It overheated this past friday, so I replaced the thermostat as I had a new spare lying around. I filled it with coolant and let it fully warm up and topped off. I filled the recovery tank to "max" level.The following morning I checked the coolant level and it needed a little in the radiator and a little in the recovery tank (it had recovered some when it cooled, i guess) which I topped off. There were no leaks or puddles. My wife drover the van on saturday and called me to say it was overheating. She let it cool down and then drove home 15 or so miles.. It was overheating as she pulled in the driveway.
I'm not sure if the fans are running when it overheats. I'll make this observation....

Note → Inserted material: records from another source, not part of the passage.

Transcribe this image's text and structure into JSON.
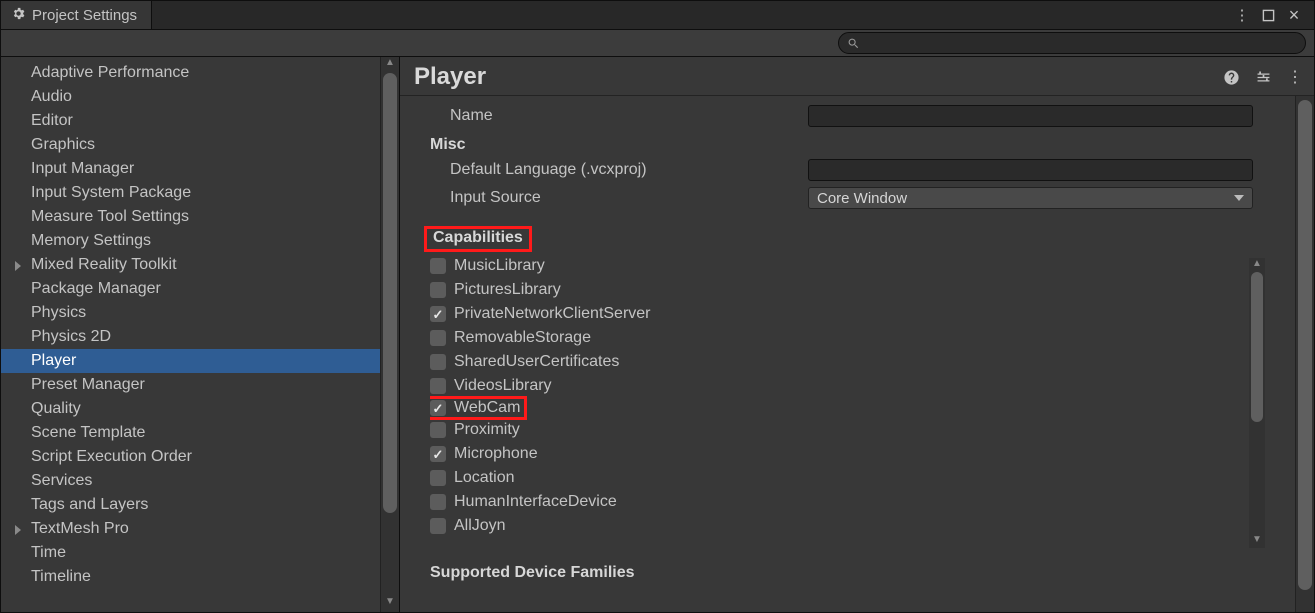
{
  "window": {
    "tab_title": "Project Settings"
  },
  "sidebar": {
    "items": [
      {
        "label": "Adaptive Performance",
        "selected": false,
        "children": false
      },
      {
        "label": "Audio",
        "selected": false,
        "children": false
      },
      {
        "label": "Editor",
        "selected": false,
        "children": false
      },
      {
        "label": "Graphics",
        "selected": false,
        "children": false
      },
      {
        "label": "Input Manager",
        "selected": false,
        "children": false
      },
      {
        "label": "Input System Package",
        "selected": false,
        "children": false
      },
      {
        "label": "Measure Tool Settings",
        "selected": false,
        "children": false
      },
      {
        "label": "Memory Settings",
        "selected": false,
        "children": false
      },
      {
        "label": "Mixed Reality Toolkit",
        "selected": false,
        "children": true
      },
      {
        "label": "Package Manager",
        "selected": false,
        "children": false
      },
      {
        "label": "Physics",
        "selected": false,
        "children": false
      },
      {
        "label": "Physics 2D",
        "selected": false,
        "children": false
      },
      {
        "label": "Player",
        "selected": true,
        "children": false
      },
      {
        "label": "Preset Manager",
        "selected": false,
        "children": false
      },
      {
        "label": "Quality",
        "selected": false,
        "children": false
      },
      {
        "label": "Scene Template",
        "selected": false,
        "children": false
      },
      {
        "label": "Script Execution Order",
        "selected": false,
        "children": false
      },
      {
        "label": "Services",
        "selected": false,
        "children": false
      },
      {
        "label": "Tags and Layers",
        "selected": false,
        "children": false
      },
      {
        "label": "TextMesh Pro",
        "selected": false,
        "children": true
      },
      {
        "label": "Time",
        "selected": false,
        "children": false
      },
      {
        "label": "Timeline",
        "selected": false,
        "children": false
      }
    ]
  },
  "main": {
    "title": "Player",
    "name_row": {
      "label": "Name",
      "value": ""
    },
    "misc_heading": "Misc",
    "default_language": {
      "label": "Default Language (.vcxproj)",
      "value": ""
    },
    "input_source": {
      "label": "Input Source",
      "value": "Core Window"
    },
    "capabilities_heading": "Capabilities",
    "capabilities": [
      {
        "label": "MusicLibrary",
        "checked": false,
        "highlight": false
      },
      {
        "label": "PicturesLibrary",
        "checked": false,
        "highlight": false
      },
      {
        "label": "PrivateNetworkClientServer",
        "checked": true,
        "highlight": false
      },
      {
        "label": "RemovableStorage",
        "checked": false,
        "highlight": false
      },
      {
        "label": "SharedUserCertificates",
        "checked": false,
        "highlight": false
      },
      {
        "label": "VideosLibrary",
        "checked": false,
        "highlight": false
      },
      {
        "label": "WebCam",
        "checked": true,
        "highlight": true
      },
      {
        "label": "Proximity",
        "checked": false,
        "highlight": false
      },
      {
        "label": "Microphone",
        "checked": true,
        "highlight": false
      },
      {
        "label": "Location",
        "checked": false,
        "highlight": false
      },
      {
        "label": "HumanInterfaceDevice",
        "checked": false,
        "highlight": false
      },
      {
        "label": "AllJoyn",
        "checked": false,
        "highlight": false
      }
    ],
    "supported_families_heading": "Supported Device Families"
  }
}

So, after putting in the thermostat, I added coolant and brought it up to temp and waited for the fans to come on (which they did). I then topped off and put the cap back on. I forgot to fill the recovery tank (which I normally do keep to proper level) . A few hours later, I drove three miles to a friend's house. About 5 hours later, I drove 20 miles. As I pulled into the driveway, the temp gauge was starting to creep up above normal. Before shutting off the engine, I got out of the vehicle and observed the fans were indeed running. I shut off the vehicle and let it sit. This morning, I took off the radiator cap and observed the coolant was a bit low. There were no drips/puddles under the vehicle. I then topped off with about a pint and a half of coolant and filled the recovery tank to proper level. Was this apparent loss of coolant an air pocket that needed to work its way out?
So now I'm perplexed as to what's causing the overheating. Would a faulty radiator cap have anything to do with this? Could there be an obstruction in a cooling line? Could the fans performance be degrading?
I borrowed a combustion leak detector. It's the one that uses a a dark fluid and a device that resembles a "turkey-baster". The device draws air from the radiator air pocket and bubbles it through the fluid in the device. If the fluid turns yellow, the presence of CO2 has been detected which indicates combustion leak into the coolant. This check came back negative. This is good news....
As the radiator cap was another suggestion, and since this cap is many years old (not the original cap, but more than 6 years old), I just went ahead and replaced it. Hopefully, this will be the culprit. I'll report back in a few days....
Thanks for the possibility of an EGR valve. Would such a behavior show up as a fault? Or, would I see any evidence of a failing/faulty EGR valve? As a side note, I did notice a good deal of soot/oily gunk in the intake manifold when I was cleaning the throttle body. Is this normal?
I've taken over the driving the minivan since my wife experienced the recent overheating two weeks ago. I'm paying close attention to the behavior, coolant levels, fan behavior , etc.
This is what I've recently experienced:
1. Not losing/leaking/dripping any coolant.
2. On the interstate at 65'ish it will begin to overheat; by switching to full cabin heat, the temp returns to normal.
3. After a short trip (like ten miles going to work in the morning), the fans will be on as I pull into my parking space. The seemingly odd thing is the temp gauge is indicating slightly under midpoint of gauge. In past years, the temp is right on the midpoint of the gauge. I've just replaced the sensor (located near the thermostat). Is there another sensor in the system? I'm puzzled by this fan behavior. I wonder if it is coming on, including driving at speed on the interstate, and actually causing an air flow resistance?
I am not discounting your suggestion of a head gasket problem. Before diving into a job that big, I want to be sure. Any suggestions on ruling out the egr valve as MrTinker suggested earlier?